_WHAT IS REQUIRED:_
Each entry must be duplicated precisely, with nothing left out.

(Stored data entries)
◇ ◇ ◇ ◇ ◇
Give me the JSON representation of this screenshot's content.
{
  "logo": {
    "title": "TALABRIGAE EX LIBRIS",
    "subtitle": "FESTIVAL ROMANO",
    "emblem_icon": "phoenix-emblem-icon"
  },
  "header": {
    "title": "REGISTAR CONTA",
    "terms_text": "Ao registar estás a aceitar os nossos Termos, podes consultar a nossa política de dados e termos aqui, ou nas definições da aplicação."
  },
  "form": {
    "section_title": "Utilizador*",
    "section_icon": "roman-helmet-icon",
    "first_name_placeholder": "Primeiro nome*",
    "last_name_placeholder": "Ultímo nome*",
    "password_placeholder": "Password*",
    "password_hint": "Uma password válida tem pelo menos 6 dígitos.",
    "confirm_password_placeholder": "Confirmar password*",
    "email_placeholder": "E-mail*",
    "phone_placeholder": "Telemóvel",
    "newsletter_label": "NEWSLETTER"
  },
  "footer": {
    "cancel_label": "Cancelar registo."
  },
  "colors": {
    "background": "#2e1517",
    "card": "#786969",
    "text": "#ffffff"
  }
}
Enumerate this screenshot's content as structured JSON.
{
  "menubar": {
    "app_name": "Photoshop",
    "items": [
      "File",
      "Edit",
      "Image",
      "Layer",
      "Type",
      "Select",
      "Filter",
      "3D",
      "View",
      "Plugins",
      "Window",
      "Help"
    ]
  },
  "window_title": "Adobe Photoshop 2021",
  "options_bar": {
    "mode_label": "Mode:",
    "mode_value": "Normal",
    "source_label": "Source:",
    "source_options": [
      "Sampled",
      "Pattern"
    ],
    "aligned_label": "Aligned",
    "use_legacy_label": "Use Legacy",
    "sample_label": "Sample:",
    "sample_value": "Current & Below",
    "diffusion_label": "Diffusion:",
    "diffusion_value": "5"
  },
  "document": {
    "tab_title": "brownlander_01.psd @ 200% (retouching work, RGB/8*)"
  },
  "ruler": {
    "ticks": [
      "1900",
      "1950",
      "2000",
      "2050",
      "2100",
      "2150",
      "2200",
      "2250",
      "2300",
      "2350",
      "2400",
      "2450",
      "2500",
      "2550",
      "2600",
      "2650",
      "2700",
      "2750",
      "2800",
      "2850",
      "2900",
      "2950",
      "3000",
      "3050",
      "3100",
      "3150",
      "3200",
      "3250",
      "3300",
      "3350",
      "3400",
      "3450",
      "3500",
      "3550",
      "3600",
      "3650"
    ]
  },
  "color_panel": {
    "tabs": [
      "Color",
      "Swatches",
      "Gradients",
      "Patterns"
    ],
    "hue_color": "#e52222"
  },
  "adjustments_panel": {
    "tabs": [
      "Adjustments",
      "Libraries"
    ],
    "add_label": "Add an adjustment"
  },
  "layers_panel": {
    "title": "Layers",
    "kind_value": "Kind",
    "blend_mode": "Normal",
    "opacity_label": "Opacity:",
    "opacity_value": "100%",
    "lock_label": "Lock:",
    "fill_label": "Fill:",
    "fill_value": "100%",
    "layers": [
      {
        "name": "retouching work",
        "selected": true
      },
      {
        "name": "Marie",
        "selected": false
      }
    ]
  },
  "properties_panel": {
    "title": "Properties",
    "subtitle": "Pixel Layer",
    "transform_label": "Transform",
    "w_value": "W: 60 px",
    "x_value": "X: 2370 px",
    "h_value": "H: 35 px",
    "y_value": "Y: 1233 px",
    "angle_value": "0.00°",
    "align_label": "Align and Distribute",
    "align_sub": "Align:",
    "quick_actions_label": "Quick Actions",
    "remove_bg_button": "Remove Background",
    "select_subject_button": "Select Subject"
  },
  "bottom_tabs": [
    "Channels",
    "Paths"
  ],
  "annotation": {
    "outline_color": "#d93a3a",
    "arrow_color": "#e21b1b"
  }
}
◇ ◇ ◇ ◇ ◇
_FINISHED TASK:_
Give me the JSON representation of this screenshot's content.
{
  "logo": {
    "title": "TALABRIGAE EX LIBRIS",
    "subtitle": "FESTIVAL ROMANO",
    "emblem_icon": "phoenix-emblem-icon"
  },
  "header": {
    "title": "REGISTAR CONTA",
    "terms_text": "Ao registar estás a aceitar os nossos Termos, podes consultar a nossa política de dados e termos aqui, ou nas definições da aplicação."
  },
  "form": {
    "section_title": "Utilizador*",
    "section_icon": "roman-helmet-icon",
    "first_name_placeholder": "Primeiro nome*",
    "last_name_placeholder": "Ultímo nome*",
    "password_placeholder": "Password*",
    "password_hint": "Uma password válida tem pelo menos 6 dígitos.",
    "confirm_password_placeholder": "Confirmar password*",
    "email_placeholder": "E-mail*",
    "phone_placeholder": "Telemóvel",
    "newsletter_label": "NEWSLETTER"
  },
  "footer": {
    "cancel_label": "Cancelar registo."
  },
  "colors": {
    "background": "#2e1517",
    "card": "#786969",
    "text": "#ffffff"
  }
}
Enumerate this screenshot's content as structured JSON.
{
  "menubar": {
    "app_name": "Photoshop",
    "items": [
      "File",
      "Edit",
      "Image",
      "Layer",
      "Type",
      "Select",
      "Filter",
      "3D",
      "View",
      "Plugins",
      "Window",
      "Help"
    ]
  },
  "window_title": "Adobe Photoshop 2021",
  "options_bar": {
    "mode_label": "Mode:",
    "mode_value": "Normal",
    "source_label": "Source:",
    "source_options": [
      "Sampled",
      "Pattern"
    ],
    "aligned_label": "Aligned",
    "use_legacy_label": "Use Legacy",
    "sample_label": "Sample:",
    "sample_value": "Current & Below",
    "diffusion_label": "Diffusion:",
    "diffusion_value": "5"
  },
  "document": {
    "tab_title": "brownlander_01.psd @ 200% (retouching work, RGB/8*)"
  },
  "ruler": {
    "ticks": [
      "1900",
      "1950",
      "2000",
      "2050",
      "2100",
      "2150",
      "2200",
      "2250",
      "2300",
      "2350",
      "2400",
      "2450",
      "2500",
      "2550",
      "2600",
      "2650",
      "2700",
      "2750",
      "2800",
      "2850",
      "2900",
      "2950",
      "3000",
      "3050",
      "3100",
      "3150",
      "3200",
      "3250",
      "3300",
      "3350",
      "3400",
      "3450",
      "3500",
      "3550",
      "3600",
      "3650"
    ]
  },
  "color_panel": {
    "tabs": [
      "Color",
      "Swatches",
      "Gradients",
      "Patterns"
    ],
    "hue_color": "#e52222"
  },
  "adjustments_panel": {
    "tabs": [
      "Adjustments",
      "Libraries"
    ],
    "add_label": "Add an adjustment"
  },
  "layers_panel": {
    "title": "Layers",
    "kind_value": "Kind",
    "blend_mode": "Normal",
    "opacity_label": "Opacity:",
    "opacity_value": "100%",
    "lock_label": "Lock:",
    "fill_label": "Fill:",
    "fill_value": "100%",
    "layers": [
      {
        "name": "retouching work",
        "selected": true
      },
      {
        "name": "Marie",
        "selected": false
      }
    ]
  },
  "properties_panel": {
    "title": "Properties",
    "subtitle": "Pixel Layer",
    "transform_label": "Transform",
    "w_value": "W: 60 px",
    "x_value": "X: 2370 px",
    "h_value": "H: 35 px",
    "y_value": "Y: 1233 px",
    "angle_value": "0.00°",
    "align_label": "Align and Distribute",
    "align_sub": "Align:",
    "quick_actions_label": "Quick Actions",
    "remove_bg_button": "Remove Background",
    "select_subject_button": "Select Subject"
  },
  "bottom_tabs": [
    "Channels",
    "Paths"
  ],
  "annotation": {
    "outline_color": "#d93a3a",
    "arrow_color": "#e21b1b"
  }
}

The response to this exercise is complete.